▶ _Work to complete_: The answer must be an exact copy of the records, with every picture removed.

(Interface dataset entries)
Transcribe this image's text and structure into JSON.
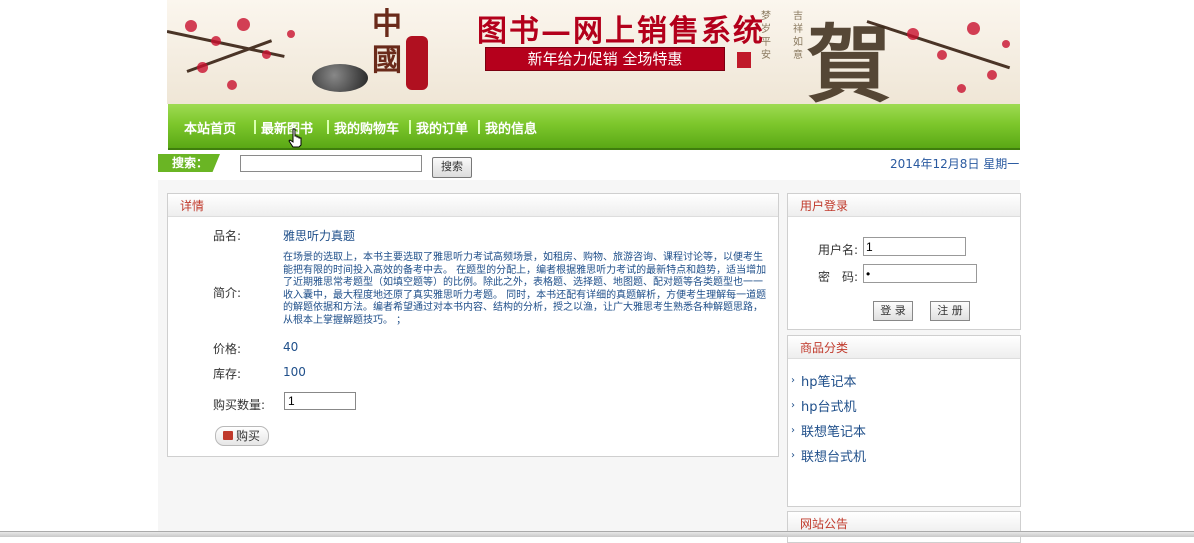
{
  "banner": {
    "logo_chars": [
      "中",
      "國"
    ],
    "title": "图书—网上销售系统",
    "promo": "新年给力促销 全场特惠",
    "poem_lines": [
      "梦",
      "岁",
      "平",
      "安",
      "吉",
      "祥",
      "如",
      "意"
    ],
    "he_char": "賀"
  },
  "nav": {
    "items": [
      "本站首页",
      "最新图书",
      "我的购物车",
      "我的订单",
      "我的信息"
    ]
  },
  "search": {
    "label": "搜索：",
    "value": "",
    "button": "搜索"
  },
  "date": "2014年12月8日 星期一",
  "detail": {
    "header": "详情",
    "name_label": "品名:",
    "name": "雅思听力真题",
    "desc_label": "简介:",
    "desc": "在场景的选取上，本书主要选取了雅思听力考试高频场景，如租房、购物、旅游咨询、课程讨论等，以便考生能把有限的时间投入高效的备考中去。 在题型的分配上，编者根据雅思听力考试的最新特点和趋势，适当增加了近期雅思常考题型（如填空题等）的比例。除此之外，表格题、选择题、地图题、配对题等各类题型也一一收入囊中，最大程度地还原了真实雅思听力考题。 同时，本书还配有详细的真题解析，方便考生理解每一道题的解题依据和方法。编者希望通过对本书内容、结构的分析，授之以渔，让广大雅思考生熟悉各种解题思路，从根本上掌握解题技巧。 ；",
    "price_label": "价格:",
    "price": "40",
    "stock_label": "库存:",
    "stock": "100",
    "qty_label": "购买数量:",
    "qty": "1",
    "buy_button": "购买"
  },
  "login": {
    "header": "用户登录",
    "user_label": "用户名:",
    "user_value": "1",
    "pwd_label": "密　码:",
    "pwd_value": "•",
    "login_button": "登 录",
    "register_button": "注 册"
  },
  "categories": {
    "header": "商品分类",
    "items": [
      "hp笔记本",
      "hp台式机",
      "联想笔记本",
      "联想台式机"
    ]
  },
  "notice": {
    "header": "网站公告"
  },
  "colors": {
    "nav_green": "#7dc72c",
    "title_red": "#b3001b",
    "link_blue": "#1f4f8a",
    "header_red": "#c0392b"
  }
}
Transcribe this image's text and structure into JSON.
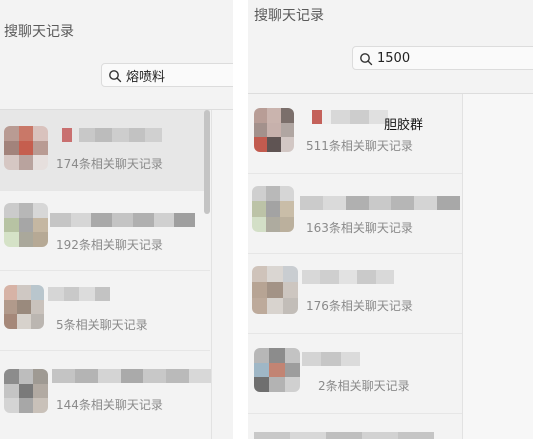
{
  "left": {
    "title": "搜聊天记录",
    "search_value": "熔喷料",
    "results": [
      {
        "count": "174条相关聊天记录"
      },
      {
        "count": "192条相关聊天记录"
      },
      {
        "count": "5条相关聊天记录"
      },
      {
        "count": "144条相关聊天记录"
      }
    ]
  },
  "right": {
    "title": "搜聊天记录",
    "search_value": "1500",
    "results": [
      {
        "name_suffix": "胆胶群",
        "count": "511条相关聊天记录"
      },
      {
        "count": "163条相关聊天记录"
      },
      {
        "count": "176条相关聊天记录"
      },
      {
        "count": "2条相关聊天记录"
      }
    ]
  },
  "icons": {
    "search": "search-icon"
  }
}
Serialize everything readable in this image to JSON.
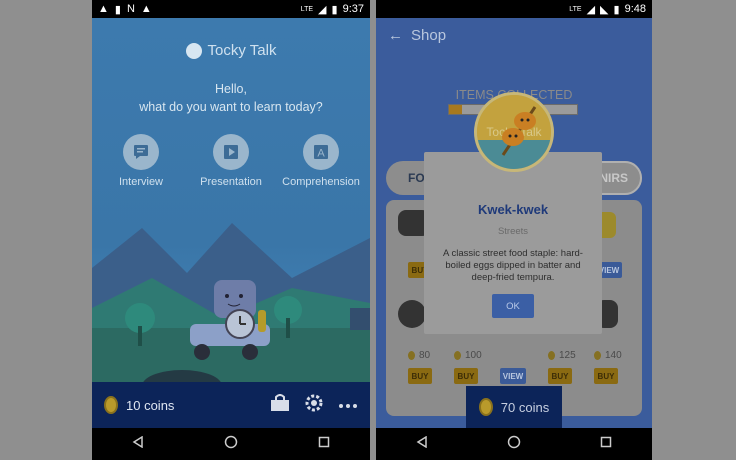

▶ _Solution for this exercise_:
Transcribe this image's text and structure into JSON.
{
  "banner": {
    "logo_chars": [
      "中",
      "國"
    ],
    "title": "图书—网上销售系统",
    "promo": "新年给力促销 全场特惠",
    "poem_lines": [
      "梦",
      "岁",
      "平",
      "安",
      "吉",
      "祥",
      "如",
      "意"
    ],
    "he_char": "賀"
  },
  "nav": {
    "items": [
      "本站首页",
      "最新图书",
      "我的购物车",
      "我的订单",
      "我的信息"
    ]
  },
  "search": {
    "label": "搜索：",
    "value": "",
    "button": "搜索"
  },
  "date": "2014年12月8日 星期一",
  "detail": {
    "header": "详情",
    "name_label": "品名:",
    "name": "雅思听力真题",
    "desc_label": "简介:",
    "desc": "在场景的选取上，本书主要选取了雅思听力考试高频场景，如租房、购物、旅游咨询、课程讨论等，以便考生能把有限的时间投入高效的备考中去。 在题型的分配上，编者根据雅思听力考试的最新特点和趋势，适当增加了近期雅思常考题型（如填空题等）的比例。除此之外，表格题、选择题、地图题、配对题等各类题型也一一收入囊中，最大程度地还原了真实雅思听力考题。 同时，本书还配有详细的真题解析，方便考生理解每一道题的解题依据和方法。编者希望通过对本书内容、结构的分析，授之以渔，让广大雅思考生熟悉各种解题思路，从根本上掌握解题技巧。 ；",
    "price_label": "价格:",
    "price": "40",
    "stock_label": "库存:",
    "stock": "100",
    "qty_label": "购买数量:",
    "qty": "1",
    "buy_button": "购买"
  },
  "login": {
    "header": "用户登录",
    "user_label": "用户名:",
    "user_value": "1",
    "pwd_label": "密　码:",
    "pwd_value": "•",
    "login_button": "登 录",
    "register_button": "注 册"
  },
  "categories": {
    "header": "商品分类",
    "items": [
      "hp笔记本",
      "hp台式机",
      "联想笔记本",
      "联想台式机"
    ]
  },
  "notice": {
    "header": "网站公告"
  },
  "colors": {
    "nav_green": "#7dc72c",
    "title_red": "#b3001b",
    "link_blue": "#1f4f8a",
    "header_red": "#c0392b"
  }
}
Transcribe this image's text and structure into JSON.
{
  "left": {
    "title": "搜聊天记录",
    "search_value": "熔喷料",
    "results": [
      {
        "count": "174条相关聊天记录"
      },
      {
        "count": "192条相关聊天记录"
      },
      {
        "count": "5条相关聊天记录"
      },
      {
        "count": "144条相关聊天记录"
      }
    ]
  },
  "right": {
    "title": "搜聊天记录",
    "search_value": "1500",
    "results": [
      {
        "name_suffix": "胆胶群",
        "count": "511条相关聊天记录"
      },
      {
        "count": "163条相关聊天记录"
      },
      {
        "count": "176条相关聊天记录"
      },
      {
        "count": "2条相关聊天记录"
      }
    ]
  },
  "icons": {
    "search": "search-icon"
  }
}
Serialize everything readable in this image to JSON.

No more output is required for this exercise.